(Element data from apps and pages)
....

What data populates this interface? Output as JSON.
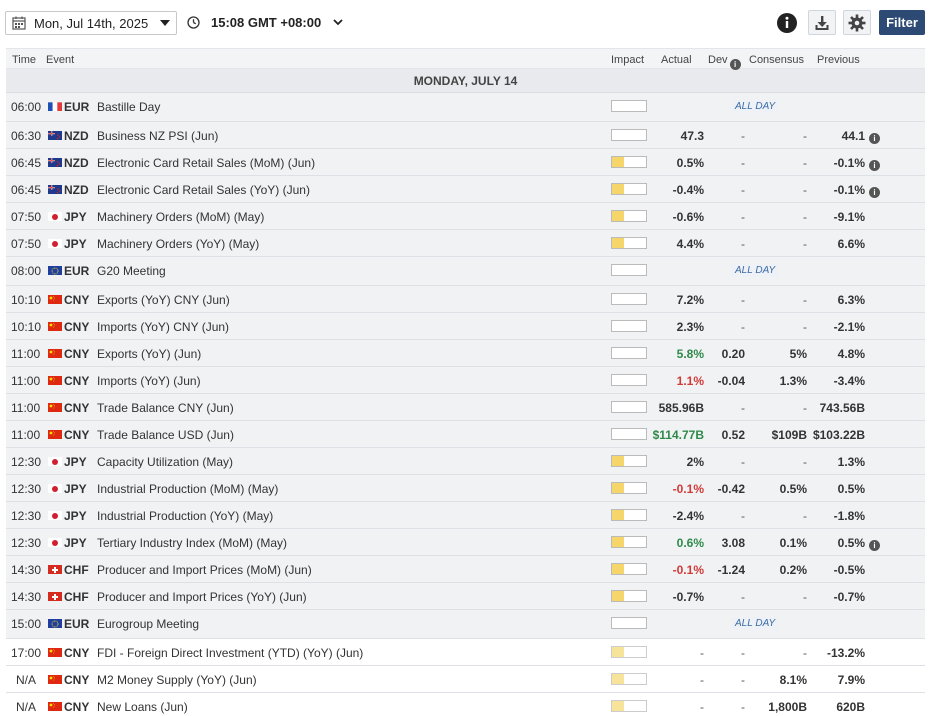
{
  "toolbar": {
    "date_label": "Mon, Jul 14th, 2025",
    "time_label": "15:08 GMT +08:00",
    "filter_label": "Filter",
    "icons": [
      "calendar-icon",
      "clock-icon",
      "chevron-down-icon",
      "info-icon",
      "download-icon",
      "gear-icon"
    ]
  },
  "header": {
    "time": "Time",
    "event": "Event",
    "impact": "Impact",
    "actual": "Actual",
    "dev": "Dev",
    "consensus": "Consensus",
    "previous": "Previous"
  },
  "day_label": "MONDAY, JULY 14",
  "all_day_label": "ALL DAY",
  "info_glyph": "i",
  "colors": {
    "accent": "#2c4a73",
    "impact_medium": "#e98c1b",
    "impact_low": "#f6d56b",
    "positive": "#2f8a4a",
    "negative": "#d23a3a"
  },
  "rows": [
    {
      "time": "06:00",
      "currency": "EUR",
      "flag": "fr",
      "event": "Bastille Day",
      "impact": "none",
      "all_day": true,
      "past": true
    },
    {
      "time": "06:30",
      "currency": "NZD",
      "flag": "nz",
      "event": "Business NZ PSI (Jun)",
      "impact": "medium",
      "actual": "47.3",
      "dev": "-",
      "consensus": "-",
      "previous": "44.1",
      "prev_info": true,
      "past": true
    },
    {
      "time": "06:45",
      "currency": "NZD",
      "flag": "nz",
      "event": "Electronic Card Retail Sales (MoM) (Jun)",
      "impact": "low",
      "actual": "0.5%",
      "dev": "-",
      "consensus": "-",
      "previous": "-0.1%",
      "prev_info": true,
      "past": true
    },
    {
      "time": "06:45",
      "currency": "NZD",
      "flag": "nz",
      "event": "Electronic Card Retail Sales (YoY) (Jun)",
      "impact": "low",
      "actual": "-0.4%",
      "dev": "-",
      "consensus": "-",
      "previous": "-0.1%",
      "prev_info": true,
      "past": true
    },
    {
      "time": "07:50",
      "currency": "JPY",
      "flag": "jp",
      "event": "Machinery Orders (MoM) (May)",
      "impact": "low",
      "actual": "-0.6%",
      "dev": "-",
      "consensus": "-",
      "previous": "-9.1%",
      "past": true
    },
    {
      "time": "07:50",
      "currency": "JPY",
      "flag": "jp",
      "event": "Machinery Orders (YoY) (May)",
      "impact": "low",
      "actual": "4.4%",
      "dev": "-",
      "consensus": "-",
      "previous": "6.6%",
      "past": true
    },
    {
      "time": "08:00",
      "currency": "EUR",
      "flag": "eu",
      "event": "G20 Meeting",
      "impact": "medium",
      "all_day": true,
      "past": true
    },
    {
      "time": "10:10",
      "currency": "CNY",
      "flag": "cn",
      "event": "Exports (YoY) CNY (Jun)",
      "impact": "medium",
      "actual": "7.2%",
      "dev": "-",
      "consensus": "-",
      "previous": "6.3%",
      "past": true
    },
    {
      "time": "10:10",
      "currency": "CNY",
      "flag": "cn",
      "event": "Imports (YoY) CNY (Jun)",
      "impact": "medium",
      "actual": "2.3%",
      "dev": "-",
      "consensus": "-",
      "previous": "-2.1%",
      "past": true
    },
    {
      "time": "11:00",
      "currency": "CNY",
      "flag": "cn",
      "event": "Exports (YoY) (Jun)",
      "impact": "medium",
      "actual": "5.8%",
      "actual_color": "green",
      "dev": "0.20",
      "consensus": "5%",
      "previous": "4.8%",
      "past": true
    },
    {
      "time": "11:00",
      "currency": "CNY",
      "flag": "cn",
      "event": "Imports (YoY) (Jun)",
      "impact": "medium",
      "actual": "1.1%",
      "actual_color": "red",
      "dev": "-0.04",
      "consensus": "1.3%",
      "previous": "-3.4%",
      "past": true
    },
    {
      "time": "11:00",
      "currency": "CNY",
      "flag": "cn",
      "event": "Trade Balance CNY (Jun)",
      "impact": "medium",
      "actual": "585.96B",
      "dev": "-",
      "consensus": "-",
      "previous": "743.56B",
      "past": true
    },
    {
      "time": "11:00",
      "currency": "CNY",
      "flag": "cn",
      "event": "Trade Balance USD (Jun)",
      "impact": "medium",
      "actual": "$114.77B",
      "actual_color": "green",
      "dev": "0.52",
      "consensus": "$109B",
      "previous": "$103.22B",
      "past": true
    },
    {
      "time": "12:30",
      "currency": "JPY",
      "flag": "jp",
      "event": "Capacity Utilization (May)",
      "impact": "low",
      "actual": "2%",
      "dev": "-",
      "consensus": "-",
      "previous": "1.3%",
      "past": true
    },
    {
      "time": "12:30",
      "currency": "JPY",
      "flag": "jp",
      "event": "Industrial Production (MoM) (May)",
      "impact": "low",
      "actual": "-0.1%",
      "actual_color": "red",
      "dev": "-0.42",
      "consensus": "0.5%",
      "previous": "0.5%",
      "past": true
    },
    {
      "time": "12:30",
      "currency": "JPY",
      "flag": "jp",
      "event": "Industrial Production (YoY) (May)",
      "impact": "low",
      "actual": "-2.4%",
      "dev": "-",
      "consensus": "-",
      "previous": "-1.8%",
      "past": true
    },
    {
      "time": "12:30",
      "currency": "JPY",
      "flag": "jp",
      "event": "Tertiary Industry Index (MoM) (May)",
      "impact": "low",
      "actual": "0.6%",
      "actual_color": "green",
      "dev": "3.08",
      "consensus": "0.1%",
      "previous": "0.5%",
      "prev_info": true,
      "past": true
    },
    {
      "time": "14:30",
      "currency": "CHF",
      "flag": "ch",
      "event": "Producer and Import Prices (MoM) (Jun)",
      "impact": "low",
      "actual": "-0.1%",
      "actual_color": "red",
      "dev": "-1.24",
      "consensus": "0.2%",
      "previous": "-0.5%",
      "past": true
    },
    {
      "time": "14:30",
      "currency": "CHF",
      "flag": "ch",
      "event": "Producer and Import Prices (YoY) (Jun)",
      "impact": "low",
      "actual": "-0.7%",
      "dev": "-",
      "consensus": "-",
      "previous": "-0.7%",
      "past": true
    },
    {
      "time": "15:00",
      "currency": "EUR",
      "flag": "eu",
      "event": "Eurogroup Meeting",
      "impact": "medium",
      "all_day": true,
      "past": true
    },
    {
      "time": "17:00",
      "currency": "CNY",
      "flag": "cn",
      "event": "FDI - Foreign Direct Investment (YTD) (YoY) (Jun)",
      "impact": "low",
      "actual": "-",
      "dev": "-",
      "consensus": "-",
      "previous": "-13.2%",
      "past": false
    },
    {
      "time": "N/A",
      "currency": "CNY",
      "flag": "cn",
      "event": "M2 Money Supply (YoY) (Jun)",
      "impact": "low",
      "actual": "-",
      "dev": "-",
      "consensus": "8.1%",
      "previous": "7.9%",
      "past": false
    },
    {
      "time": "N/A",
      "currency": "CNY",
      "flag": "cn",
      "event": "New Loans (Jun)",
      "impact": "low",
      "actual": "-",
      "dev": "-",
      "consensus": "1,800B",
      "previous": "620B",
      "past": false
    }
  ]
}
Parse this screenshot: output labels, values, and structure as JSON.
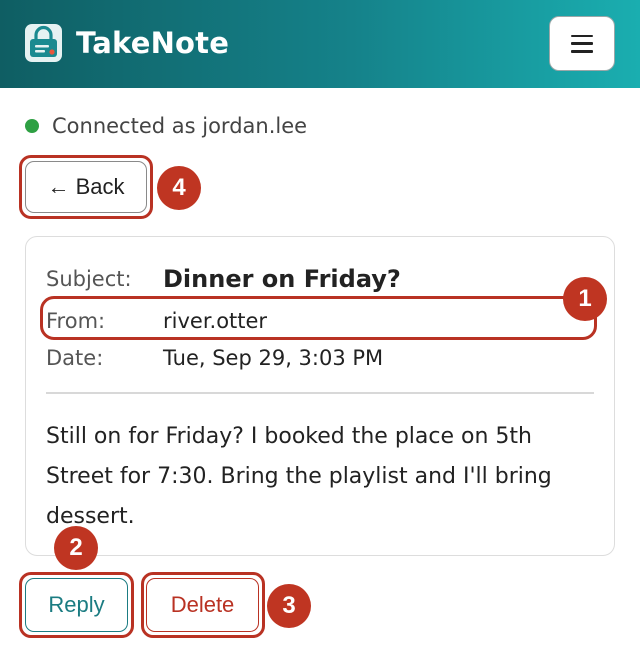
{
  "header": {
    "app_title": "TakeNote",
    "logo_icon": "lock-note-icon",
    "menu_icon": "hamburger-menu-icon",
    "gradient": [
      "#0f5e63",
      "#1aaeb0"
    ]
  },
  "status": {
    "text": "Connected as jordan.lee",
    "indicator_color": "#2ea043"
  },
  "nav": {
    "back_label": "← Back"
  },
  "message": {
    "subject_label": "Subject:",
    "subject": "Dinner on Friday?",
    "from_label": "From:",
    "from": "river.otter",
    "date_label": "Date:",
    "date": "Tue, Sep 29, 3:03 PM",
    "body": "Still on for Friday? I booked the place on 5th Street for 7:30. Bring the playlist and I'll bring dessert."
  },
  "actions": {
    "reply_label": "Reply",
    "delete_label": "Delete"
  },
  "annotations": {
    "badge_1": "1",
    "badge_2": "2",
    "badge_3": "3",
    "badge_4": "4",
    "color": "#bf3522"
  }
}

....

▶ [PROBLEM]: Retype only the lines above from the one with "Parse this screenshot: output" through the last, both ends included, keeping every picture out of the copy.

▶ [RESPONSE TO THIS EXERCISE]:
Parse this screenshot: output labels, values, and structure as JSON.
{
  "header": {
    "app_title": "TakeNote",
    "logo_icon": "lock-note-icon",
    "menu_icon": "hamburger-menu-icon",
    "gradient": [
      "#0f5e63",
      "#1aaeb0"
    ]
  },
  "status": {
    "text": "Connected as jordan.lee",
    "indicator_color": "#2ea043"
  },
  "nav": {
    "back_label": "← Back"
  },
  "message": {
    "subject_label": "Subject:",
    "subject": "Dinner on Friday?",
    "from_label": "From:",
    "from": "river.otter",
    "date_label": "Date:",
    "date": "Tue, Sep 29, 3:03 PM",
    "body": "Still on for Friday? I booked the place on 5th Street for 7:30. Bring the playlist and I'll bring dessert."
  },
  "actions": {
    "reply_label": "Reply",
    "delete_label": "Delete"
  },
  "annotations": {
    "badge_1": "1",
    "badge_2": "2",
    "badge_3": "3",
    "badge_4": "4",
    "color": "#bf3522"
  }
}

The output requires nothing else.